FDA Rejects 'Love' as Granola Ingredient
Sorry, it can't be made with love
The bible says love is patient and kind. Pat Benatar told us it was a battlefield. But all the heartless souls at the FDA know is that “love” is not a real ingredient in Nashoba Brook Bakery granola.
That’s right: A Concord, Massachusetts, bakery was issued a cold reprimand from federal bureaucrats for listing “love” alongside the other ingredients in their granola. While the company claims that it’s symbolic of the fact that their bakers pour their heart and soul into preparing the rolled oats-based breakfast item, the FDA made it clear it has no patience for such shenanigans.
In a letter that reads like it was written by a robot in the first act of a movie in which said robot eventually comes to understand human emotions, the regulatory body said “Your Nashoba Granola label lists ingredient "Love"... [which] is not a common or usual name of an ingredient, and is considered to be intervening material.”
Naturally, Nashoba CEO was dismayed by the soulless example of unnecessary government overreach. “I really like that we list ‘love’ in the granola,” he said. “Situations like that where the government is telling you you can’t list ‘love’ as an ingredient, because it might be deceptive, just feels so silly.”
It’s worth noting that listing a vague emotional concept as an ingredient wasn’t the only thing the FDA called out in its report, however.

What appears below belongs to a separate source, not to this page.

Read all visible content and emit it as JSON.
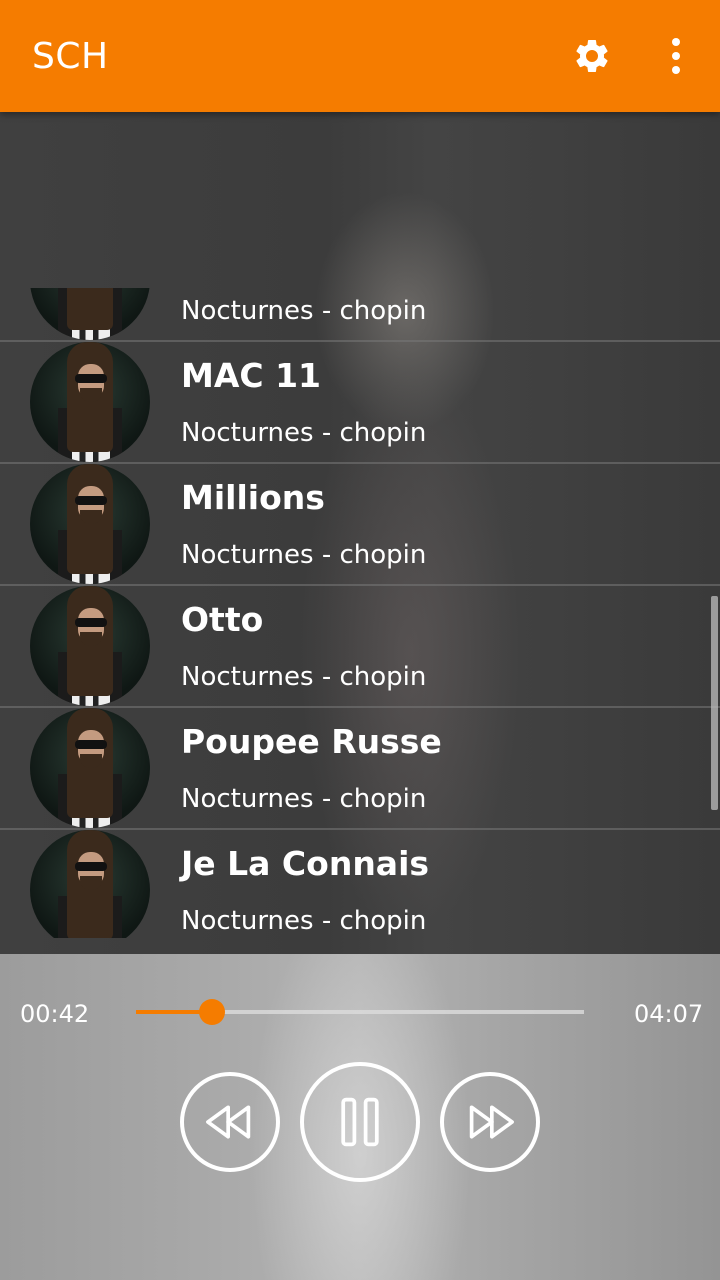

Inspectors also observed unsanitary conditions like flour buildup, and other mislabeled products. Still, the FDA had to issue a statement saying that the “love” label was “not among the agency’s top concerns.”

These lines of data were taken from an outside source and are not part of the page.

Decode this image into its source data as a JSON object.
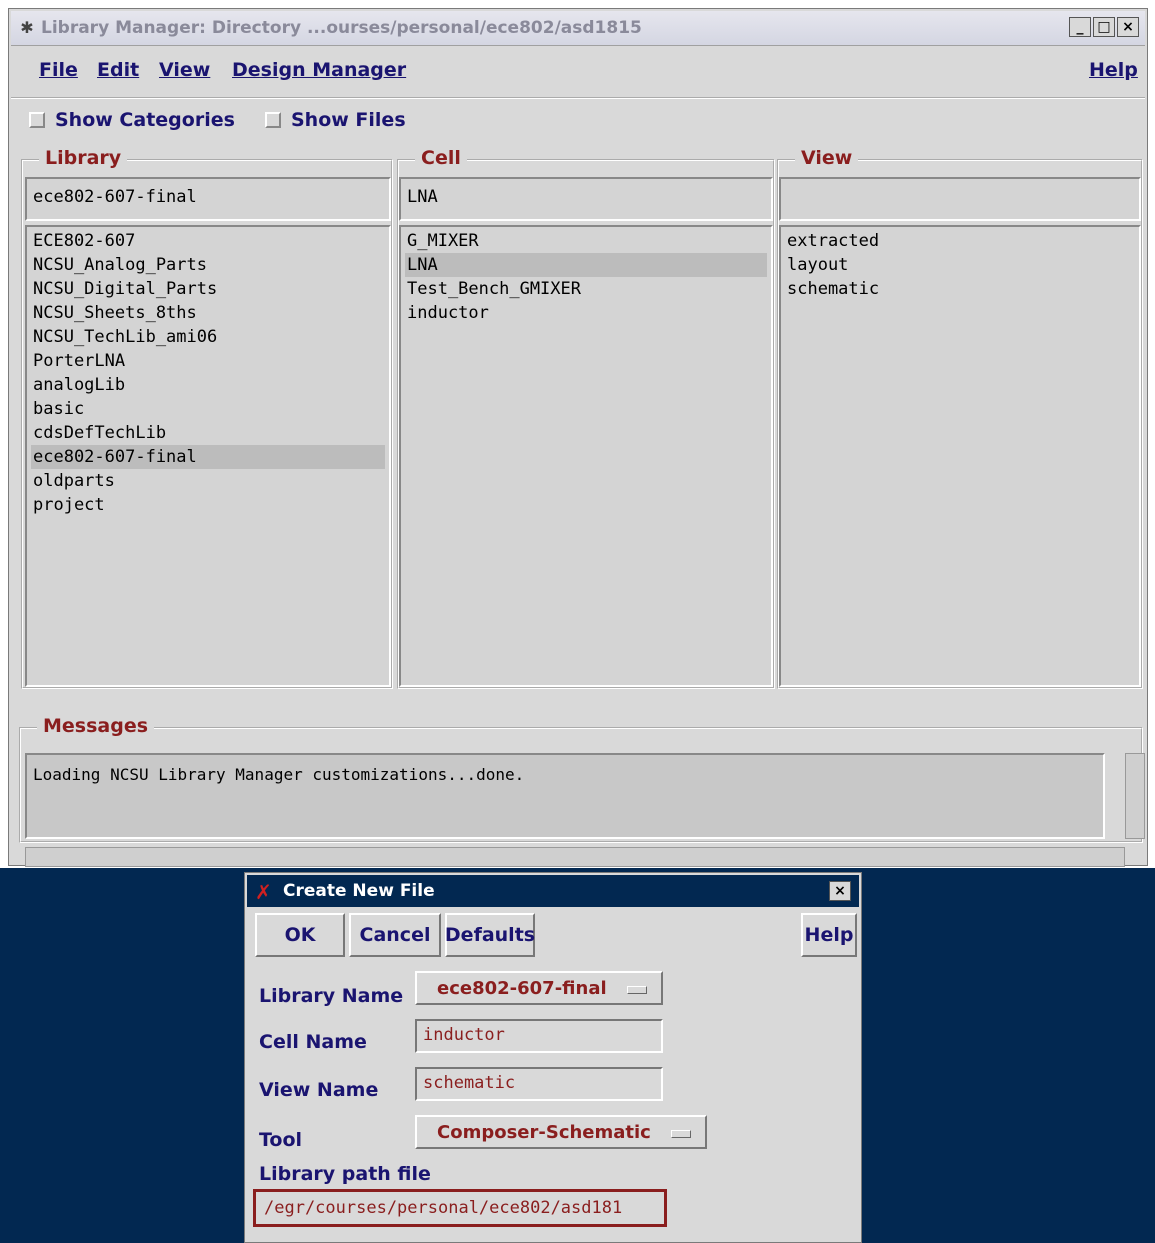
{
  "window": {
    "title": "Library Manager: Directory ...ourses/personal/ece802/asd1815",
    "controls": [
      "_",
      "□",
      "×"
    ]
  },
  "menu": {
    "file": "File",
    "edit": "Edit",
    "view": "View",
    "design_manager": "Design Manager",
    "help": "Help"
  },
  "options": {
    "show_categories": "Show Categories",
    "show_files": "Show Files"
  },
  "library": {
    "label": "Library",
    "entry": "ece802-607-final",
    "items": [
      "ECE802-607",
      "NCSU_Analog_Parts",
      "NCSU_Digital_Parts",
      "NCSU_Sheets_8ths",
      "NCSU_TechLib_ami06",
      "PorterLNA",
      "analogLib",
      "basic",
      "cdsDefTechLib",
      "ece802-607-final",
      "oldparts",
      "project"
    ],
    "selected": "ece802-607-final"
  },
  "cell": {
    "label": "Cell",
    "entry": "LNA",
    "items": [
      "G_MIXER",
      "LNA",
      "Test_Bench_GMIXER",
      "inductor"
    ],
    "selected": "LNA"
  },
  "view": {
    "label": "View",
    "entry": "",
    "items": [
      "extracted",
      "layout",
      "schematic"
    ]
  },
  "messages": {
    "label": "Messages",
    "text": "Loading NCSU Library Manager customizations...done."
  },
  "dialog": {
    "title": "Create New File",
    "close": "×",
    "ok": "OK",
    "cancel": "Cancel",
    "defaults": "Defaults",
    "help": "Help",
    "library_name_label": "Library Name",
    "library_name_value": "ece802-607-final",
    "cell_name_label": "Cell Name",
    "cell_name_value": "inductor",
    "view_name_label": "View Name",
    "view_name_value": "schematic",
    "tool_label": "Tool",
    "tool_value": "Composer-Schematic",
    "library_path_label": "Library path file",
    "library_path_value": "/egr/courses/personal/ece802/asd181"
  },
  "colors": {
    "title_blue": "#022851",
    "label_red": "#8a1e1e",
    "menu_blue": "#1a1470"
  }
}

It’s not clear what will happen to the happy, love-filled granola that’s currently being sold in 120 Massachusetts and New Hampshire stores, but Gates says he’ll address the FDA’s complaints. In the meantime, he and his 75-employee business can at least enjoy the free publicity. Just more proof that love always wins.